- **Working data**
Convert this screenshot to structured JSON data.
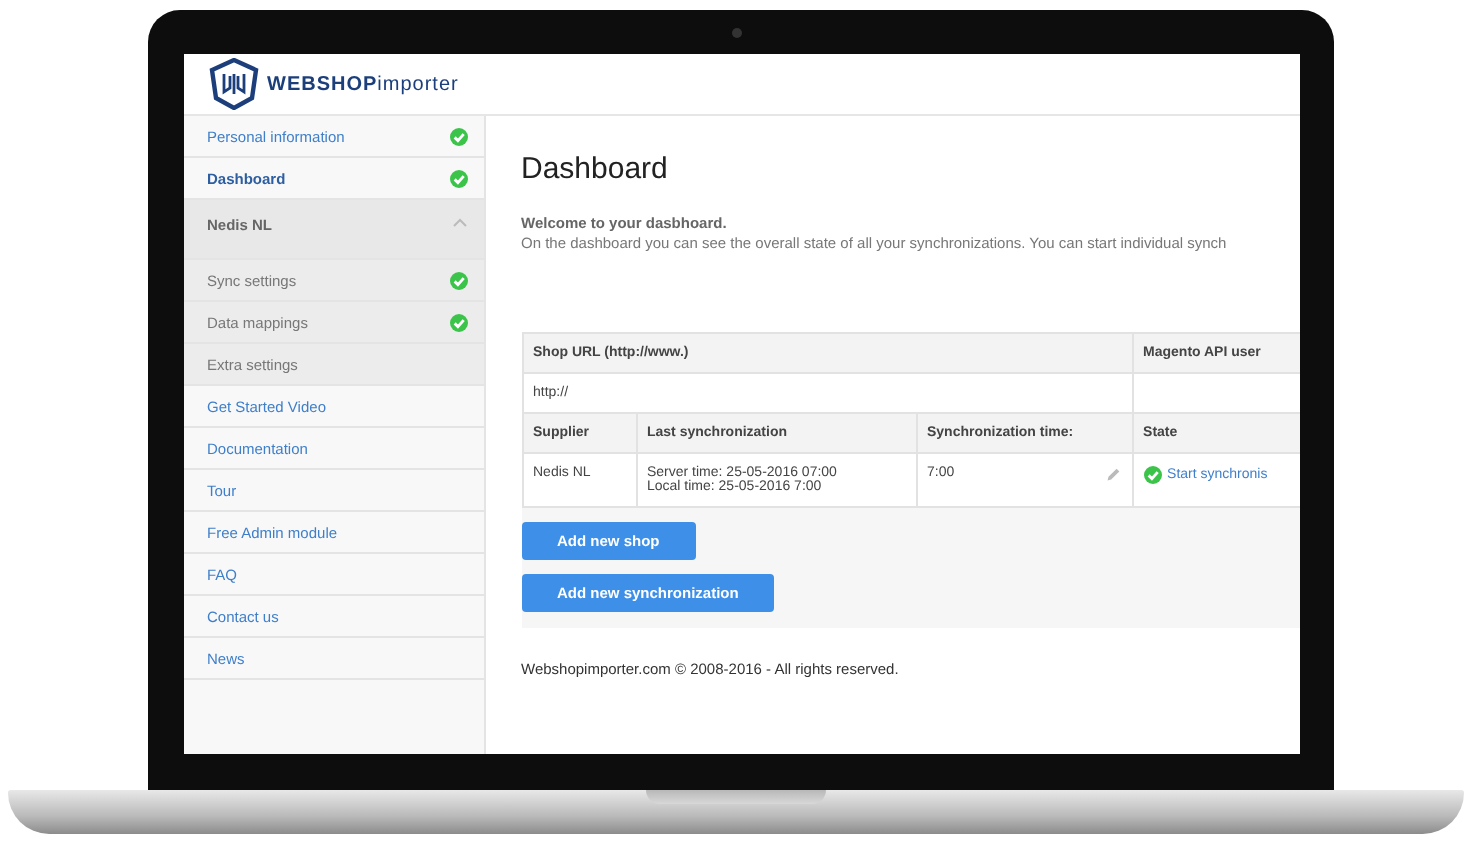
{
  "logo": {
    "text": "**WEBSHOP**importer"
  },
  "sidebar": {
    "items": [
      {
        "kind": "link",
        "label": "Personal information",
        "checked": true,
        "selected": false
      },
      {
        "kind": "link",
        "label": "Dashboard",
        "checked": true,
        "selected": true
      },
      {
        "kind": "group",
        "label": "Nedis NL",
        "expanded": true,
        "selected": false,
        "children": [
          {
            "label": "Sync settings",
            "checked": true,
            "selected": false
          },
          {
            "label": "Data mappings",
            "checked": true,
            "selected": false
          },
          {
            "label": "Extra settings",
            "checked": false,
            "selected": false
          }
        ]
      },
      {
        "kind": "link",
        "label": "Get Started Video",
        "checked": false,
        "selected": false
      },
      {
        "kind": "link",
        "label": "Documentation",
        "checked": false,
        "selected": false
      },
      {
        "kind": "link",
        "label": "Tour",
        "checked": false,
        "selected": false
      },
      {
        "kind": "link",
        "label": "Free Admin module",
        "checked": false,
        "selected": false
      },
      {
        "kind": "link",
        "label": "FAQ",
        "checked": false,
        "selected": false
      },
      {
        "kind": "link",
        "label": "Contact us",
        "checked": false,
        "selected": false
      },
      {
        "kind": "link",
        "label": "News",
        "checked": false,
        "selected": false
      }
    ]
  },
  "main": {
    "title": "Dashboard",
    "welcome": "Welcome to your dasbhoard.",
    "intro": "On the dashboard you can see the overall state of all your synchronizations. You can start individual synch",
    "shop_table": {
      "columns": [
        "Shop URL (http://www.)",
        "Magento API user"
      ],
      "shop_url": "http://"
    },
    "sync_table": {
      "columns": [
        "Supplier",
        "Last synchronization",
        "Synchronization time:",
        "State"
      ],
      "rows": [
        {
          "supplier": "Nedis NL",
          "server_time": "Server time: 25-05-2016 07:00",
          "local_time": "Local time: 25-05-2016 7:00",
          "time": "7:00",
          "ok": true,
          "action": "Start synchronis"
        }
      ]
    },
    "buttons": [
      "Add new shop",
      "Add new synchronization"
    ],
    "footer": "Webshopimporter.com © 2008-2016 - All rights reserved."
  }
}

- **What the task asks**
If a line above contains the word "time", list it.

- **Response to this task**
        "Synchronization time:",
          "server_time": "Server time: 25-05-2016 07:00",
          "local_time": "Local time: 25-05-2016 7:00",
          "time": "7:00",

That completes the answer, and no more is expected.